## BRIEF
From the line containing "Serialize everything readable" to the end of the records below, output each line exactly; include both ends and nothing else.

** Opening EXTRACTED DATA block **

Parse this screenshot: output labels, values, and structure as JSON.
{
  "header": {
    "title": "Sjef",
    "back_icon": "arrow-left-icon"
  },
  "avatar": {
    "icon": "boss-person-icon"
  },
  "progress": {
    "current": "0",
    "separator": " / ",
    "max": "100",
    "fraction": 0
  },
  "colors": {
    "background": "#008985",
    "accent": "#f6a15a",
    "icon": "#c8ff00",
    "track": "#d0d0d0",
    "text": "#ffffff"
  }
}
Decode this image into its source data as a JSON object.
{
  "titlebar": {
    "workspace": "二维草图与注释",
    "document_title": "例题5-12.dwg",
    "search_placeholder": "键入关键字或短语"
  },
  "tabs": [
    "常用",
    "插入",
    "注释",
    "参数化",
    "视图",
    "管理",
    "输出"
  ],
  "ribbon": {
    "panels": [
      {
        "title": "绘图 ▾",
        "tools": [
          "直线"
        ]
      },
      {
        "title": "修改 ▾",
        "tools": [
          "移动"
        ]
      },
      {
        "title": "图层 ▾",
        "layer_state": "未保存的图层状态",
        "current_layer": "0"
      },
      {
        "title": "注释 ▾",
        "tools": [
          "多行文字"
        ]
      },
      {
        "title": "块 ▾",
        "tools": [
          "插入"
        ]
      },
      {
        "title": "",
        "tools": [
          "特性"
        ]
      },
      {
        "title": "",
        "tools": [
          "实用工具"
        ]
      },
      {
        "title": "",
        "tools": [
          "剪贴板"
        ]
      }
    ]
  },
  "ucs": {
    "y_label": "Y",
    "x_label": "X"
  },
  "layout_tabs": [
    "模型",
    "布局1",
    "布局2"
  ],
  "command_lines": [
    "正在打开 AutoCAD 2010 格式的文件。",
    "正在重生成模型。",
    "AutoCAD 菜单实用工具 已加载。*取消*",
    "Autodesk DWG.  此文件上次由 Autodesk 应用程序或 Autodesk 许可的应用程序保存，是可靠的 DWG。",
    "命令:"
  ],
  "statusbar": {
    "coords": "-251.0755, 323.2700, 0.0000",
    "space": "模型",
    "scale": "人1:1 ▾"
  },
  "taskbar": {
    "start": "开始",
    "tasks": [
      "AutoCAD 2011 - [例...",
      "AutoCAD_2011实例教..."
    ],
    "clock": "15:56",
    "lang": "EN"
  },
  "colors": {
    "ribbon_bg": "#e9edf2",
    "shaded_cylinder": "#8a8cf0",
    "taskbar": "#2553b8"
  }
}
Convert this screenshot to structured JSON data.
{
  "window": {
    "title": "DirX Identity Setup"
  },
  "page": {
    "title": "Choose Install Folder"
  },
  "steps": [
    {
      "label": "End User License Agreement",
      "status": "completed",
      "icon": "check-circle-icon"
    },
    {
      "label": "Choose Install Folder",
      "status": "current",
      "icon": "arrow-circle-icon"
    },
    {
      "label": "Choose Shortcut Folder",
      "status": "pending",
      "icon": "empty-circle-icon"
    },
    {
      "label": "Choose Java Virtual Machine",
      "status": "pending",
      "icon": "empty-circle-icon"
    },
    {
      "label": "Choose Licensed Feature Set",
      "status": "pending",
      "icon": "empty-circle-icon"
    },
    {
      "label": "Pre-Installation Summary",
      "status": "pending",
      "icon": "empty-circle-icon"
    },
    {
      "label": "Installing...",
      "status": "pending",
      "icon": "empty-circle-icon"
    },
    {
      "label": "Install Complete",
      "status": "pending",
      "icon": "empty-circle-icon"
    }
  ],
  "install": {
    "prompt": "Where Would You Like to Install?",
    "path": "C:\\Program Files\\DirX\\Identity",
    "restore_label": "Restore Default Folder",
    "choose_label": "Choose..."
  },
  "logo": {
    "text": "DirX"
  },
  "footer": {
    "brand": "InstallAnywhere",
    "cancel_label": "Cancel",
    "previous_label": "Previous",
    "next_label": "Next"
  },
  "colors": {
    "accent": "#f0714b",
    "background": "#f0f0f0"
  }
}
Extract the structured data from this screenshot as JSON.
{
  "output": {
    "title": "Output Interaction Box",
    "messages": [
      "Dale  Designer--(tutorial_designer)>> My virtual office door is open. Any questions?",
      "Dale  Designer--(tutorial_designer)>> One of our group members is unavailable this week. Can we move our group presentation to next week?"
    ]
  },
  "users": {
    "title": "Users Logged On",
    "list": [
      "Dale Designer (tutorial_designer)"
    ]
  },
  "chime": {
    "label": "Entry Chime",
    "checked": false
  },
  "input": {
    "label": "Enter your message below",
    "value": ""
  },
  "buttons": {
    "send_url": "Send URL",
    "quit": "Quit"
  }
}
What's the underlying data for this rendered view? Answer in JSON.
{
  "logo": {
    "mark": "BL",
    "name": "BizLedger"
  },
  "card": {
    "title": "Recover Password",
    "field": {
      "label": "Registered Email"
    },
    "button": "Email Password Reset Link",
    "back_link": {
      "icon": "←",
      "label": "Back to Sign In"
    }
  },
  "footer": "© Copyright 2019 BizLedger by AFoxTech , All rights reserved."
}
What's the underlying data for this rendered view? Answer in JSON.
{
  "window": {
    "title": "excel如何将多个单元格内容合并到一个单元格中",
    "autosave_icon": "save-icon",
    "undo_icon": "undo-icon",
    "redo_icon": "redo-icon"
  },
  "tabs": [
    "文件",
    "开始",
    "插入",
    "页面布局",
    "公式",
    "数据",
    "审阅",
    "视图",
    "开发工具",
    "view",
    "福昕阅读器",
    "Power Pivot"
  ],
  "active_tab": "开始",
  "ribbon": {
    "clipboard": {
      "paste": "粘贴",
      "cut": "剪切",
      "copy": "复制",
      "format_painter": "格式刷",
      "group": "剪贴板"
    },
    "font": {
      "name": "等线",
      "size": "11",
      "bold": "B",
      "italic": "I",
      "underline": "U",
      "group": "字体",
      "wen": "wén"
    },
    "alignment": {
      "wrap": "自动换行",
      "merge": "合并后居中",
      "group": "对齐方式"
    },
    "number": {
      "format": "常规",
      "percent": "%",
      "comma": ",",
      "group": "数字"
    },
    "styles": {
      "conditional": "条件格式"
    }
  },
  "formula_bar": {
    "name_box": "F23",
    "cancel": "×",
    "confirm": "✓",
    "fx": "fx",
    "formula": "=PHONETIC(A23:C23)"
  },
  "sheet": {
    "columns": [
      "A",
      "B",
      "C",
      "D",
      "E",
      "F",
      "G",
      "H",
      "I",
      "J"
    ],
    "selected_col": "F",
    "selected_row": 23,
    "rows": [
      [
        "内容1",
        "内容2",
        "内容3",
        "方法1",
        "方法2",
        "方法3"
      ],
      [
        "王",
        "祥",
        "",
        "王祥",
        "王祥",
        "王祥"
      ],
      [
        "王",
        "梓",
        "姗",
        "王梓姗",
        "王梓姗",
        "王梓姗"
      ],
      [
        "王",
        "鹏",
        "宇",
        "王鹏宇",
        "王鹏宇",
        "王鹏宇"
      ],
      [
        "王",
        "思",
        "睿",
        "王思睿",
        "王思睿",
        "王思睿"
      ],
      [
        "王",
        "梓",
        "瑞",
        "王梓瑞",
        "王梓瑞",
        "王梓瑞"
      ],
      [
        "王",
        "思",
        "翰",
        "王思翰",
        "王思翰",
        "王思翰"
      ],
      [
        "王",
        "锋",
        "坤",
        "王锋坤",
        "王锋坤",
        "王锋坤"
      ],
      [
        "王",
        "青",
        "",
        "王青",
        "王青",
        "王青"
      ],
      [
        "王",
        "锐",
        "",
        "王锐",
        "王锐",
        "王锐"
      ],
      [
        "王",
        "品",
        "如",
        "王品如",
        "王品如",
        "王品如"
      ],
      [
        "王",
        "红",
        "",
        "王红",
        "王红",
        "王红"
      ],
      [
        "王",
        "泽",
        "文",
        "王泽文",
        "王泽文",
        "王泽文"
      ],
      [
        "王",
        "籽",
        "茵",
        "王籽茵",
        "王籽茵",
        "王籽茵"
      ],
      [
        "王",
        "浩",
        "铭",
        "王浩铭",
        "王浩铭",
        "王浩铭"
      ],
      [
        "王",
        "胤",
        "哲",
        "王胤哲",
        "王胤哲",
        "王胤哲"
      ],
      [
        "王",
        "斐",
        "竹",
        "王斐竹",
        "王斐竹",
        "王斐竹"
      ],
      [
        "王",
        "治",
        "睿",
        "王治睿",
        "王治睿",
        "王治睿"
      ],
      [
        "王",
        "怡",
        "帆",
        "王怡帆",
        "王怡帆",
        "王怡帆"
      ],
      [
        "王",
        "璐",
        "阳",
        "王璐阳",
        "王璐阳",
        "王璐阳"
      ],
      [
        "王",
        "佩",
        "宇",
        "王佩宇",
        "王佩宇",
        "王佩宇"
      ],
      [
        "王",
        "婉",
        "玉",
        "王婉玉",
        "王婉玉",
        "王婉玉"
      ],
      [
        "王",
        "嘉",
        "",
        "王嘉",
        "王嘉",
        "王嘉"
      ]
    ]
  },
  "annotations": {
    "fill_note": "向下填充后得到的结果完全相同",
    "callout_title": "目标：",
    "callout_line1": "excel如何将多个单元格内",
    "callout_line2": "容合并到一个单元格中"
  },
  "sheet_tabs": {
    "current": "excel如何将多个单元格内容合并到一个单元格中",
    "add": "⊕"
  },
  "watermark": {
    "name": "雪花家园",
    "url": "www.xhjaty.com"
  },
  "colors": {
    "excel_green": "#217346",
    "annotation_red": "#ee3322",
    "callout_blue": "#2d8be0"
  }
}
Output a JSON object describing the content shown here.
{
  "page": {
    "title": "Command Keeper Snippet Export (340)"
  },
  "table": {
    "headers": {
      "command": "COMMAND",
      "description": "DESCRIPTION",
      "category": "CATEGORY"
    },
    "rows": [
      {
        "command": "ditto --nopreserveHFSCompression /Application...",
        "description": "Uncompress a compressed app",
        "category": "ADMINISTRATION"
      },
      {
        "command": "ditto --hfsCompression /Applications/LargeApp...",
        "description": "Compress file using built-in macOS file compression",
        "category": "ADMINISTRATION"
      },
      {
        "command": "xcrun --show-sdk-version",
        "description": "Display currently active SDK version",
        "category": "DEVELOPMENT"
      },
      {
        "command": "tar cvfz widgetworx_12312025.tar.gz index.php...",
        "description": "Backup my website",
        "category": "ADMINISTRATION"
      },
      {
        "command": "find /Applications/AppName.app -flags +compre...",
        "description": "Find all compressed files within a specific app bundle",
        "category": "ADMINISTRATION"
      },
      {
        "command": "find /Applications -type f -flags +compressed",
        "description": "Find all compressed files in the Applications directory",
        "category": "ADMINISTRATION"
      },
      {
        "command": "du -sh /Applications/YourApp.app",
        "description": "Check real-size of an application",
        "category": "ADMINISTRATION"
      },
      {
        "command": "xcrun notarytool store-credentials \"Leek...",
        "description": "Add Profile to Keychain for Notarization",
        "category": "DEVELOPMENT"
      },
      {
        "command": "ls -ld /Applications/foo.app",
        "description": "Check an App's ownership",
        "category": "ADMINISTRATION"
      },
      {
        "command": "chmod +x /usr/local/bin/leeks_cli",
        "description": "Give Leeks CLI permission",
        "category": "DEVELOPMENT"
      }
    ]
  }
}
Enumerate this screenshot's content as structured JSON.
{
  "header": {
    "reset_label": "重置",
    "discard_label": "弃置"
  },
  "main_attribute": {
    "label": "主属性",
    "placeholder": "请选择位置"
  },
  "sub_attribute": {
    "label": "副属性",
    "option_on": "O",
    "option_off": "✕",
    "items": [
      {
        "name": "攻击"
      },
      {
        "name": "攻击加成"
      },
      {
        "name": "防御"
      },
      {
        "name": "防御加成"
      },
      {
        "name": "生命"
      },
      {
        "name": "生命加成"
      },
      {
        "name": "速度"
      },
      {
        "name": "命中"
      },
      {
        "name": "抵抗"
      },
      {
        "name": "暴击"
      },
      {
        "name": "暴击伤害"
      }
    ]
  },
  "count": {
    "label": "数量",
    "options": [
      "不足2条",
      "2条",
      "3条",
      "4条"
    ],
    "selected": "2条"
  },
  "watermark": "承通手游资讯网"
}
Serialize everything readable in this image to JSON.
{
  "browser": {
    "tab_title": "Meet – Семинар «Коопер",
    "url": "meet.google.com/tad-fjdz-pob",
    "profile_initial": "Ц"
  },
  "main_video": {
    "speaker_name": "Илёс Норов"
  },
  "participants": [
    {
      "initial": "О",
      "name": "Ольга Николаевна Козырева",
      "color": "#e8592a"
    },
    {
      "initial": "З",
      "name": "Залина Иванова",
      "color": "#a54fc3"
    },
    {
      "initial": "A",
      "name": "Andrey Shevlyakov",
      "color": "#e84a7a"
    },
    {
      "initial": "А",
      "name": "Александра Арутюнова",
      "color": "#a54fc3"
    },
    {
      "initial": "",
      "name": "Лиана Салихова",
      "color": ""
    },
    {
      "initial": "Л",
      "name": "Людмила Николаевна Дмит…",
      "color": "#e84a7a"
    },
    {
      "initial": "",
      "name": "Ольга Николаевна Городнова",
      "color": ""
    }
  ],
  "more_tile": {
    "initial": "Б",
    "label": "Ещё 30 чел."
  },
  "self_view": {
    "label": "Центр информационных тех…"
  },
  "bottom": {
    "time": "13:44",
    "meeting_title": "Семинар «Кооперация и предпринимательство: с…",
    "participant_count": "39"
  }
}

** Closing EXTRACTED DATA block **

## REPLY TO THE TASK
Serialize everything readable in this image to JSON.
{
  "browser": {
    "tab_title": "Meet – Семинар «Коопер",
    "url": "meet.google.com/tad-fjdz-pob",
    "profile_initial": "Ц"
  },
  "main_video": {
    "speaker_name": "Илёс Норов"
  },
  "participants": [
    {
      "initial": "О",
      "name": "Ольга Николаевна Козырева",
      "color": "#e8592a"
    },
    {
      "initial": "З",
      "name": "Залина Иванова",
      "color": "#a54fc3"
    },
    {
      "initial": "A",
      "name": "Andrey Shevlyakov",
      "color": "#e84a7a"
    },
    {
      "initial": "А",
      "name": "Александра Арутюнова",
      "color": "#a54fc3"
    },
    {
      "initial": "",
      "name": "Лиана Салихова",
      "color": ""
    },
    {
      "initial": "Л",
      "name": "Людмила Николаевна Дмит…",
      "color": "#e84a7a"
    },
    {
      "initial": "",
      "name": "Ольга Николаевна Городнова",
      "color": ""
    }
  ],
  "more_tile": {
    "initial": "Б",
    "label": "Ещё 30 чел."
  },
  "self_view": {
    "label": "Центр информационных тех…"
  },
  "bottom": {
    "time": "13:44",
    "meeting_title": "Семинар «Кооперация и предпринимательство: с…",
    "participant_count": "39"
  }
}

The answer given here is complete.